## Task item
From the entries below, copy out every line with "label" in it.

Dataset rows describing interfaces
------------------------------------------------------------------------

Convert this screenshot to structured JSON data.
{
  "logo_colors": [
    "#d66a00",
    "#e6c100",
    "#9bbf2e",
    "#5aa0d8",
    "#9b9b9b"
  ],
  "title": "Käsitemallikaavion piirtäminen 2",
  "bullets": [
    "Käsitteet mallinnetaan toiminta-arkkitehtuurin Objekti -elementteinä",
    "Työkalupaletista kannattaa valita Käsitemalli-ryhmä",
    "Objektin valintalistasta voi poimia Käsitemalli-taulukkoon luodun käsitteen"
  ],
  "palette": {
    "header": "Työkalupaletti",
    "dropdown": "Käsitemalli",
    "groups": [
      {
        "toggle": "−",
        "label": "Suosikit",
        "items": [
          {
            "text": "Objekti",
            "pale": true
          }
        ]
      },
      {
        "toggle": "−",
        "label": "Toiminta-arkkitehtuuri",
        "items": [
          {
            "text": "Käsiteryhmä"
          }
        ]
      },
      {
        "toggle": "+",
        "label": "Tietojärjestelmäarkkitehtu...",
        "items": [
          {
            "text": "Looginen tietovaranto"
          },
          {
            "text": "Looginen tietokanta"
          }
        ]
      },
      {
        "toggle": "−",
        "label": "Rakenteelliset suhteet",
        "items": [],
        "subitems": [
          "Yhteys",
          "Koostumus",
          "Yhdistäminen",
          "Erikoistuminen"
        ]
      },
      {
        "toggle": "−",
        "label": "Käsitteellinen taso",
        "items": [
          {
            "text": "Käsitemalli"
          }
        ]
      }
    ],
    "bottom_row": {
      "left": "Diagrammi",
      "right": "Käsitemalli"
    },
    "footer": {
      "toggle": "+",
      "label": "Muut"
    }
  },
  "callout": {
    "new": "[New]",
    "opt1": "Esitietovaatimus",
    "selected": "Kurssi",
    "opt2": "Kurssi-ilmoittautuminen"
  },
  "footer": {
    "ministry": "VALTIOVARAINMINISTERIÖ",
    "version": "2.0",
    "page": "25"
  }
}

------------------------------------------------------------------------

## Problem solution
        "label": "Suosikit",
        "label": "Toiminta-arkkitehtuuri",
        "label": "Tietojärjestelmäarkkitehtu...",
        "label": "Rakenteelliset suhteet",
        "label": "Käsitteellinen taso",
      "label": "Muut"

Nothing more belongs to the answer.